---- Record set

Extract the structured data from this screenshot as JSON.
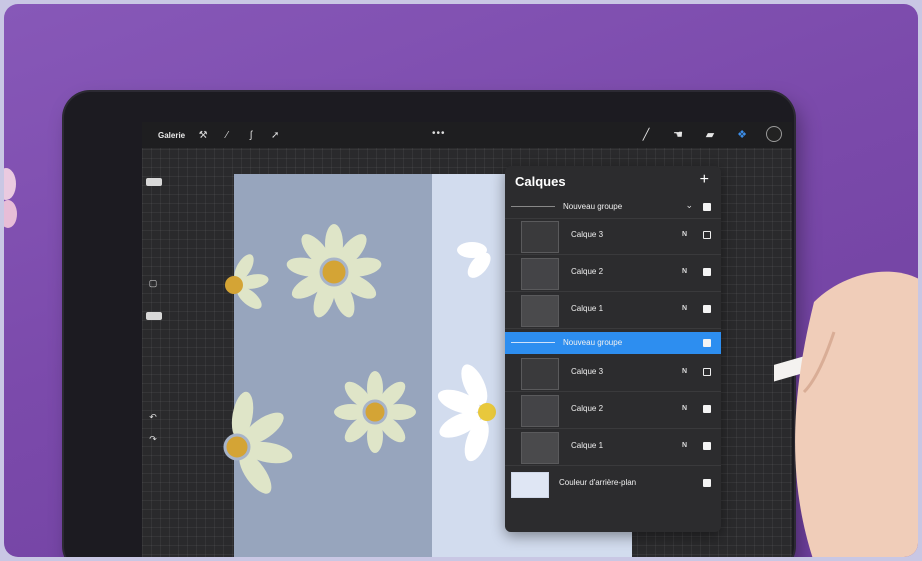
{
  "topbar": {
    "gallery_label": "Galerie",
    "left_tools": [
      "wrench-icon",
      "magic-wand-icon",
      "selection-icon",
      "transform-arrow-icon"
    ],
    "more_label": "•••",
    "right_tools": [
      "brush-icon",
      "smudge-icon",
      "eraser-icon",
      "layers-icon",
      "color-circle"
    ]
  },
  "layers_panel": {
    "title": "Calques",
    "add_label": "+",
    "rows": [
      {
        "kind": "group",
        "label": "Nouveau groupe",
        "blend": "",
        "visible": true,
        "expanded": true
      },
      {
        "kind": "layer",
        "label": "Calque 3",
        "blend": "N",
        "visible": false
      },
      {
        "kind": "layer",
        "label": "Calque 2",
        "blend": "N",
        "visible": true
      },
      {
        "kind": "layer",
        "label": "Calque 1",
        "blend": "N",
        "visible": true
      },
      {
        "kind": "group",
        "label": "Nouveau groupe",
        "blend": "",
        "visible": true,
        "selected": true
      },
      {
        "kind": "layer",
        "label": "Calque 3",
        "blend": "N",
        "visible": false
      },
      {
        "kind": "layer",
        "label": "Calque 2",
        "blend": "N",
        "visible": true
      },
      {
        "kind": "layer",
        "label": "Calque 1",
        "blend": "N",
        "visible": true
      },
      {
        "kind": "background",
        "label": "Couleur d'arrière-plan",
        "blend": "",
        "visible": true
      }
    ]
  },
  "colors": {
    "accent": "#2d8ef0",
    "canvas_left": "#97a5bd",
    "canvas_right": "#d2dcee",
    "petal": "#dfe5c8",
    "flower_center": "#d4a435"
  }
}
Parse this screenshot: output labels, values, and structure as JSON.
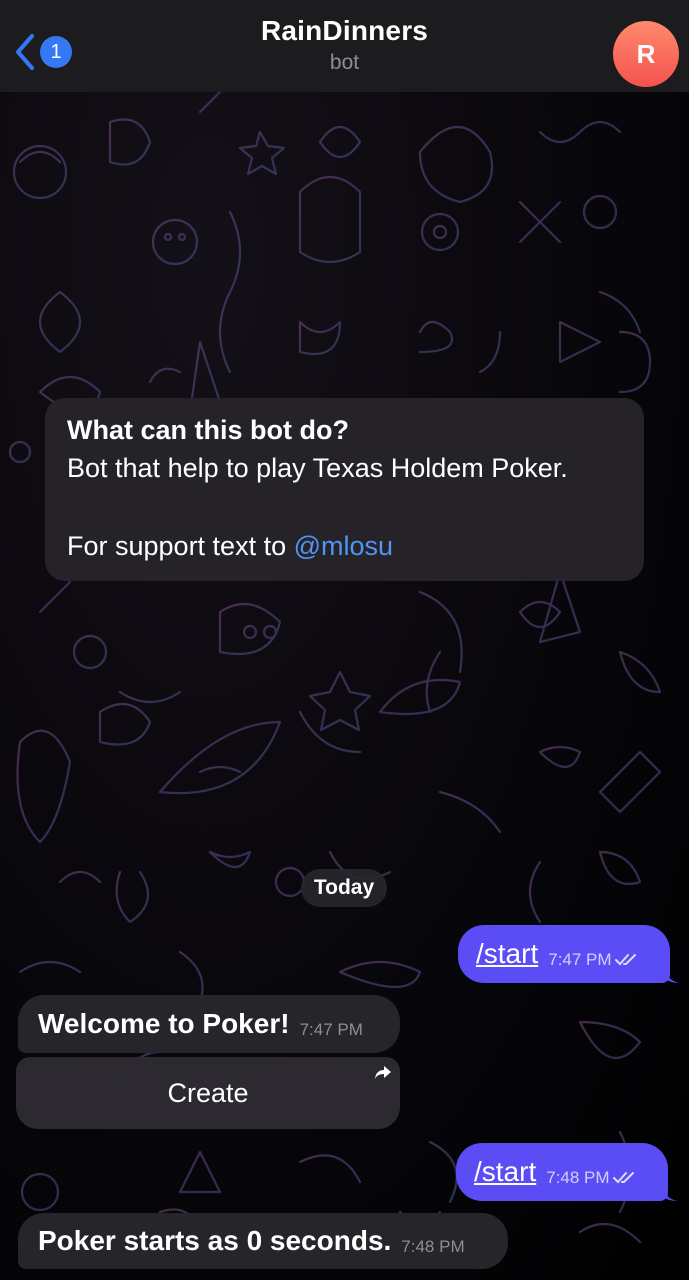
{
  "header": {
    "back_count": "1",
    "title": "RainDinners",
    "subtitle": "bot",
    "avatar_letter": "R",
    "avatar_color": "#f4524e"
  },
  "info_card": {
    "title": "What can this bot do?",
    "description": "Bot that help to play Texas Holdem Poker.",
    "support_prefix": "For support text to ",
    "support_mention": "@mlosu"
  },
  "date_separator": "Today",
  "messages": [
    {
      "direction": "out",
      "text": "/start",
      "time": "7:47 PM",
      "status": "read"
    },
    {
      "direction": "in",
      "text": "Welcome to Poker!",
      "time": "7:47 PM"
    },
    {
      "direction": "in",
      "type": "inline-button",
      "text": "Create"
    },
    {
      "direction": "out",
      "text": "/start",
      "time": "7:48 PM",
      "status": "read"
    },
    {
      "direction": "in",
      "text": "Poker starts as 0 seconds.",
      "time": "7:48 PM"
    }
  ],
  "colors": {
    "accent": "#3478f6",
    "outgoing_bubble": "#5b4df6",
    "incoming_bubble": "#28262c",
    "mention": "#4f95f1"
  }
}
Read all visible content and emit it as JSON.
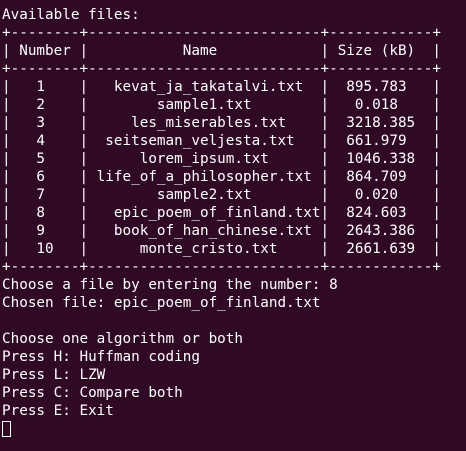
{
  "terminal": {
    "lines": [
      "Available files:",
      "+--------+---------------------------+------------+",
      "| Number |           Name            | Size (kB)  |",
      "+--------+---------------------------+------------+",
      "|   1    |   kevat_ja_takatalvi.txt  |  895.783   |",
      "|   2    |        sample1.txt        |   0.018    |",
      "|   3    |     les_miserables.txt    |  3218.385  |",
      "|   4    |  seitseman_veljesta.txt   |  661.979   |",
      "|   5    |      lorem_ipsum.txt      |  1046.338  |",
      "|   6    | life_of_a_philosopher.txt |  864.709   |",
      "|   7    |        sample2.txt        |   0.020    |",
      "|   8    |   epic_poem_of_finland.txt|  824.603   |",
      "|   9    |   book_of_han_chinese.txt |  2643.386  |",
      "|   10   |      monte_cristo.txt     |  2661.639  |",
      "+--------+---------------------------+------------+",
      "Choose a file by entering the number: 8",
      "Chosen file: epic_poem_of_finland.txt",
      "",
      "Choose one algorithm or both",
      "Press H: Huffman coding",
      "Press L: LZW",
      "Press C: Compare both",
      "Press E: Exit"
    ]
  },
  "colors": {
    "background": "#300a24",
    "foreground": "#ffffff"
  }
}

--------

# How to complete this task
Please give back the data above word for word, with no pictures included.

# Solved exercise
Extract the structured data from this screenshot as JSON.
{
  "topbar": {
    "gallery_label": "Galerie",
    "left_tools": [
      "wrench-icon",
      "magic-wand-icon",
      "selection-icon",
      "transform-arrow-icon"
    ],
    "more_label": "•••",
    "right_tools": [
      "brush-icon",
      "smudge-icon",
      "eraser-icon",
      "layers-icon",
      "color-circle"
    ]
  },
  "layers_panel": {
    "title": "Calques",
    "add_label": "+",
    "rows": [
      {
        "kind": "group",
        "label": "Nouveau groupe",
        "blend": "",
        "visible": true,
        "expanded": true
      },
      {
        "kind": "layer",
        "label": "Calque 3",
        "blend": "N",
        "visible": false
      },
      {
        "kind": "layer",
        "label": "Calque 2",
        "blend": "N",
        "visible": true
      },
      {
        "kind": "layer",
        "label": "Calque 1",
        "blend": "N",
        "visible": true
      },
      {
        "kind": "group",
        "label": "Nouveau groupe",
        "blend": "",
        "visible": true,
        "selected": true
      },
      {
        "kind": "layer",
        "label": "Calque 3",
        "blend": "N",
        "visible": false
      },
      {
        "kind": "layer",
        "label": "Calque 2",
        "blend": "N",
        "visible": true
      },
      {
        "kind": "layer",
        "label": "Calque 1",
        "blend": "N",
        "visible": true
      },
      {
        "kind": "background",
        "label": "Couleur d'arrière-plan",
        "blend": "",
        "visible": true
      }
    ]
  },
  "colors": {
    "accent": "#2d8ef0",
    "canvas_left": "#97a5bd",
    "canvas_right": "#d2dcee",
    "petal": "#dfe5c8",
    "flower_center": "#d4a435"
  }
}
Parse this screenshot: output labels, values, and structure as JSON.
{
  "header": {
    "back_count": "1",
    "title": "RainDinners",
    "subtitle": "bot",
    "avatar_letter": "R",
    "avatar_color": "#f4524e"
  },
  "info_card": {
    "title": "What can this bot do?",
    "description": "Bot that help to play Texas Holdem Poker.",
    "support_prefix": "For support text to ",
    "support_mention": "@mlosu"
  },
  "date_separator": "Today",
  "messages": [
    {
      "direction": "out",
      "text": "/start",
      "time": "7:47 PM",
      "status": "read"
    },
    {
      "direction": "in",
      "text": "Welcome to Poker!",
      "time": "7:47 PM"
    },
    {
      "direction": "in",
      "type": "inline-button",
      "text": "Create"
    },
    {
      "direction": "out",
      "text": "/start",
      "time": "7:48 PM",
      "status": "read"
    },
    {
      "direction": "in",
      "text": "Poker starts as 0 seconds.",
      "time": "7:48 PM"
    }
  ],
  "colors": {
    "accent": "#3478f6",
    "outgoing_bubble": "#5b4df6",
    "incoming_bubble": "#28262c",
    "mention": "#4f95f1"
  }
}
Read all visible content and emit it as JSON.
{
  "terminal": {
    "lines": [
      "Available files:",
      "+--------+---------------------------+------------+",
      "| Number |           Name            | Size (kB)  |",
      "+--------+---------------------------+------------+",
      "|   1    |   kevat_ja_takatalvi.txt  |  895.783   |",
      "|   2    |        sample1.txt        |   0.018    |",
      "|   3    |     les_miserables.txt    |  3218.385  |",
      "|   4    |  seitseman_veljesta.txt   |  661.979   |",
      "|   5    |      lorem_ipsum.txt      |  1046.338  |",
      "|   6    | life_of_a_philosopher.txt |  864.709   |",
      "|   7    |        sample2.txt        |   0.020    |",
      "|   8    |   epic_poem_of_finland.txt|  824.603   |",
      "|   9    |   book_of_han_chinese.txt |  2643.386  |",
      "|   10   |      monte_cristo.txt     |  2661.639  |",
      "+--------+---------------------------+------------+",
      "Choose a file by entering the number: 8",
      "Chosen file: epic_poem_of_finland.txt",
      "",
      "Choose one algorithm or both",
      "Press H: Huffman coding",
      "Press L: LZW",
      "Press C: Compare both",
      "Press E: Exit"
    ]
  },
  "colors": {
    "background": "#300a24",
    "foreground": "#ffffff"
  }
}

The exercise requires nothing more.